One of the major advantages of the new 400mm DO lens is that it is about 26% shorter and 36% lighter than an equivalent non-DO 400mm f/4 lens. Making the lens more compact and lighter with conventional lens elements causes aberrations, but with the DO element these aberrations can be reduced, allowing a shorter lens to be produced.

  • Lens construction: 17 elements in 13 groups (protective glass and drop-in filter included)
  • Diagonal angle of view: 6°10'
  • Focus adjustment: ring-type USM, inner focusing system, full-time manual focus
  • Focusing range: 3.5m to infinity
  • Magnification: 0.12x
  • Filter size: 52mm rear drop-in type
  • Max. Diameter x length, weight: 128x233mm
  • Weight: 1940g
 

EF70-300mm f/4.5-5.6 DO IS USM
introduced May 2004

The EF 70-300mm telephoto zoom features a triple-layed diffractive optical element (DO), enabling Canon to produce a 70-300mm lens less than 10cm long.

DO elements

The EF70-300mm zoom is the second DO lens to be released by Canon. Use of the new three-layer DO lens drastically reduces the overall length and weight of the lens system, increasing the refractive power of each lens element and reducing the spaces between elements. Chromatic aberrations normally associated with increased compactness are corrected by positioning the three-layer type DO lens on the front lens side. This, coupled with the correction of spherical aberration through the use of aspherical surfaces, delivers high image quality and high levels of resolution and contrast, rivalling the performance of Canon’s L-series lenses.

Attractive defocusing

In the 70-300mm lens, appropriate refractive and DO elements are combined to realise a similar high performance. The lens incorporates a near circular aperture diaphragm for beautifully pleasing background blur (bokeh).

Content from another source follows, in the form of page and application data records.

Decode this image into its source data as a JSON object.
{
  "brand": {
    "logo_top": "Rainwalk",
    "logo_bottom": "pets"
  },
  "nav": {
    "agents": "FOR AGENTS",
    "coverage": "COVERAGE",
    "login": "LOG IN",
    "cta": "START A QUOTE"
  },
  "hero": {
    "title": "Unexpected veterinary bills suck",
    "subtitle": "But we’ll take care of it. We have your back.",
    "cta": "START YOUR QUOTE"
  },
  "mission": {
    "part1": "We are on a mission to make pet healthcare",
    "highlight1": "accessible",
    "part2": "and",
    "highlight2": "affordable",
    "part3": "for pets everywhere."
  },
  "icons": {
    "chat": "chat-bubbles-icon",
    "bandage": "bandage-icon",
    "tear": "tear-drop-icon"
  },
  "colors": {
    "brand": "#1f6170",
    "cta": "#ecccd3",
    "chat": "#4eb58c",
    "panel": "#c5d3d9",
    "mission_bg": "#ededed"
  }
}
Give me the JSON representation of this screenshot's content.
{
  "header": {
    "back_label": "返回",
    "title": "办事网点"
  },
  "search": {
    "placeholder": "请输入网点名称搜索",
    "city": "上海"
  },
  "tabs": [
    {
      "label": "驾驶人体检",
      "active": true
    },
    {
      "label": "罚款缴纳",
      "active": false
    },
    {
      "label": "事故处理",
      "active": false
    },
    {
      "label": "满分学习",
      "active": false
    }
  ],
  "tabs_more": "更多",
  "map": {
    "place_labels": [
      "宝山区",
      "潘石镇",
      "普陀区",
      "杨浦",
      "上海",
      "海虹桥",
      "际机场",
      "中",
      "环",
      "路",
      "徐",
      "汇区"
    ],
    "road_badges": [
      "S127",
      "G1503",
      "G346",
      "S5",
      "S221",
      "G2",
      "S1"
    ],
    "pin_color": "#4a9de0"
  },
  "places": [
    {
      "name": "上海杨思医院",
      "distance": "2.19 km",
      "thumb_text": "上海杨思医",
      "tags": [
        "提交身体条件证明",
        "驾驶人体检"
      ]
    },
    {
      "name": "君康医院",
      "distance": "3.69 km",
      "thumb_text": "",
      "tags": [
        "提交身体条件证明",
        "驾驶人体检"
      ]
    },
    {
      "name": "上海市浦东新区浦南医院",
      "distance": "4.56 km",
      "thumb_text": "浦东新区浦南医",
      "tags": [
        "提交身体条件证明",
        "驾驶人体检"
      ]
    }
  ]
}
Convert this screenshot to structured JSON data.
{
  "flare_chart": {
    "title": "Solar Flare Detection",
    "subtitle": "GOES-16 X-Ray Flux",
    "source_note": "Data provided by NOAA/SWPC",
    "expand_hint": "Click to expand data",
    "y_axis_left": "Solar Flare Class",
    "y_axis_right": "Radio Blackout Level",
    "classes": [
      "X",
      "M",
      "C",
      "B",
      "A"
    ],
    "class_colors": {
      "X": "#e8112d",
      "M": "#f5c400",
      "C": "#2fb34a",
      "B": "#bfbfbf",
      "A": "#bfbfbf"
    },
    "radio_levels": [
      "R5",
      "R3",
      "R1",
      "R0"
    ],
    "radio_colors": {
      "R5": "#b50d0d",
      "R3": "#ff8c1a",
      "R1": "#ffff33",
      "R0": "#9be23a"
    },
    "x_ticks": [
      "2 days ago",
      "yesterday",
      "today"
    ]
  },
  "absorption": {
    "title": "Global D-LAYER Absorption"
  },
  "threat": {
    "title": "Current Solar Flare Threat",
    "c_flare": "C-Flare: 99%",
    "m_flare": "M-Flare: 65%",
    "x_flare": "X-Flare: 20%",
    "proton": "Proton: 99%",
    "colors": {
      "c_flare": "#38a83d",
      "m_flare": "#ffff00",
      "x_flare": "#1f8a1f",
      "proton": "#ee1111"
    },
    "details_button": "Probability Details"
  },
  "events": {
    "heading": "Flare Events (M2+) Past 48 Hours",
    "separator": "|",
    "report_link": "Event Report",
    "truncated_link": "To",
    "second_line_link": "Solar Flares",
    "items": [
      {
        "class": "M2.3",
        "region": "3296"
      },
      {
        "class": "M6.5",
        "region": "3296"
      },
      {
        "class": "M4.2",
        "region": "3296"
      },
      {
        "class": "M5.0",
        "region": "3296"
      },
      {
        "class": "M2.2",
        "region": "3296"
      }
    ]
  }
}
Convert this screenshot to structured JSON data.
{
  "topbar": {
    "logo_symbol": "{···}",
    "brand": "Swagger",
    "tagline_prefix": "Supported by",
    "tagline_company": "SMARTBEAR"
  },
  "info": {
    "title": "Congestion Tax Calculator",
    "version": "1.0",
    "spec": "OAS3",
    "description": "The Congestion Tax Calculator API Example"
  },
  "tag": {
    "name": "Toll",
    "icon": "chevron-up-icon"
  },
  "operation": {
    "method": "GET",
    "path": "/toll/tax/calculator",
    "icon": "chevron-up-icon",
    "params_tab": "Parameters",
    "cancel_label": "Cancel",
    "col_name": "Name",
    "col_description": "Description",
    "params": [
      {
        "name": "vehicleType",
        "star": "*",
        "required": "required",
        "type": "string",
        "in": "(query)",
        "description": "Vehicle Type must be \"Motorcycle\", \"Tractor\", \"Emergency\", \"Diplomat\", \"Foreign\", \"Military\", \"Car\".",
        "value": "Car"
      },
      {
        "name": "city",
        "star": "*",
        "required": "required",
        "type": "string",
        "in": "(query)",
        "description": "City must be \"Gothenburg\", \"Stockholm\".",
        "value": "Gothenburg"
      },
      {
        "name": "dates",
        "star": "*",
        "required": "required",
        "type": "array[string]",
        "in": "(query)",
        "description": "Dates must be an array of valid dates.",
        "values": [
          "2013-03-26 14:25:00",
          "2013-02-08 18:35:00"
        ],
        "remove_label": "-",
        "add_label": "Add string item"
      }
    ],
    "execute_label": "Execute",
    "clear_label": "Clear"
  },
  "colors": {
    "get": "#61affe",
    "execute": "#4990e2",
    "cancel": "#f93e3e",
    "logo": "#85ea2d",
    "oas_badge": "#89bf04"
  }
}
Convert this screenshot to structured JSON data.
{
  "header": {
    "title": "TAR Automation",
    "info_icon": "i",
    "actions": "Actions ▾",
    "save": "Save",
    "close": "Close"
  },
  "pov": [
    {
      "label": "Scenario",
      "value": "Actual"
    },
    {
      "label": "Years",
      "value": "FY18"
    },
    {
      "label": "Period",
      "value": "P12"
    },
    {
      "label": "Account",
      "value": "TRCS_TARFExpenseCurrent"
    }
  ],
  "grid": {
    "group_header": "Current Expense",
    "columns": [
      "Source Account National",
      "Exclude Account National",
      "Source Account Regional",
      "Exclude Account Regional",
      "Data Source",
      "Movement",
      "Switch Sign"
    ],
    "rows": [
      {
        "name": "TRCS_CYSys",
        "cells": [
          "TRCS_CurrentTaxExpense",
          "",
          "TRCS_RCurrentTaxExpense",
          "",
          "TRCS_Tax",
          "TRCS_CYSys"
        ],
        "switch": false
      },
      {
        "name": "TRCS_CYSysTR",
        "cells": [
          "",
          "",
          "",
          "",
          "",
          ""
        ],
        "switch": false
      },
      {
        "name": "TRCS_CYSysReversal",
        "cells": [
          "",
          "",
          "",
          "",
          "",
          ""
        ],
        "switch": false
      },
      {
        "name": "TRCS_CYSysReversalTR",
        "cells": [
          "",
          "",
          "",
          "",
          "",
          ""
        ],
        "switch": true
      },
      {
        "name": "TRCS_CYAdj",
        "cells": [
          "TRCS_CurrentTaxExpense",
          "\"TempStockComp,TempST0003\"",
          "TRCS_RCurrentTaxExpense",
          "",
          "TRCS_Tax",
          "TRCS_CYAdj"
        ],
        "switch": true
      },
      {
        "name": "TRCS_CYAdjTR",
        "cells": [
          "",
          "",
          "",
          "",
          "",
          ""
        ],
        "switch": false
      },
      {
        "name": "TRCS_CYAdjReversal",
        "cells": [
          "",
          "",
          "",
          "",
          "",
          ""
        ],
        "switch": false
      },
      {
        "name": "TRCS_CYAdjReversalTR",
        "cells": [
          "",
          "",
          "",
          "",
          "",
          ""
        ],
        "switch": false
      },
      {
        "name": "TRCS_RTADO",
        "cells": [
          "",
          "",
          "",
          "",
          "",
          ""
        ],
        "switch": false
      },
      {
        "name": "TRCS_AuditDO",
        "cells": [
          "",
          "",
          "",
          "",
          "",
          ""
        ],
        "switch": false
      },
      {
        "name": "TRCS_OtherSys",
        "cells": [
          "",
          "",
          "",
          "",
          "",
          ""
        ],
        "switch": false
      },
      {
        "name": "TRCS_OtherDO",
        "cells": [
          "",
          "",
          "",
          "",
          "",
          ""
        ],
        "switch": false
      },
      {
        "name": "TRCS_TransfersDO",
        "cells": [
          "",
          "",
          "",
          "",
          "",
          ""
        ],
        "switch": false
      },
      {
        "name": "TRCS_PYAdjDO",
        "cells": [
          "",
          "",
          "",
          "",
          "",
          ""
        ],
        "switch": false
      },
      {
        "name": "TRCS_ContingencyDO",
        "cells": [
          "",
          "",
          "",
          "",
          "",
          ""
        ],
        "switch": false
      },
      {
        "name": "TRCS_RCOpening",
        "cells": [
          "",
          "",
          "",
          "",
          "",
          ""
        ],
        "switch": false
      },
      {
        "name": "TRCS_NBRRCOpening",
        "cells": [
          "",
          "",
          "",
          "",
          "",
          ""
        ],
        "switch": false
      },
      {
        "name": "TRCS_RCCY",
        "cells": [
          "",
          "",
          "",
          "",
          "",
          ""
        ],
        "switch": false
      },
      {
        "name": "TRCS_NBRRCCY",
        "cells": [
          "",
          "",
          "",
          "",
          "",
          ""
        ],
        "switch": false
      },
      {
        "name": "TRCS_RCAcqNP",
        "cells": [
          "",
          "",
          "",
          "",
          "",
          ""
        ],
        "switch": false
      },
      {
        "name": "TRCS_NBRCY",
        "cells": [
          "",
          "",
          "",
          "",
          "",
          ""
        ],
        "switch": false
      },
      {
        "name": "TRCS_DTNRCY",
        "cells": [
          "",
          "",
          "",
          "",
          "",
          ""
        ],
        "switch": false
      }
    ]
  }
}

  • Lens construction: 18 elements in 12 groups
  • Diagonal angle of view: 34° to 8°15’
  • AF drive system: Ring USM
  • Manual focusing: Enabled with focus mode switch and focusing ring (full time manual focusing)
  • Focusing range: 1.4m to infinity
  • Maximum magnification: 0.06x (wide); 0.19x (tele)
  • Minimum aperture: f/32 to f/38
  • Aperture blades: 6 (circular type)
  • Filter diameter: 58mm
  • Diameter x length: 82.4x99.9mm
  • Weight: 720g
  • Lens hood/lens cap: ET-65B/E-58U
  • Lens case: LP1116
  • Lens Extender EF: not compatible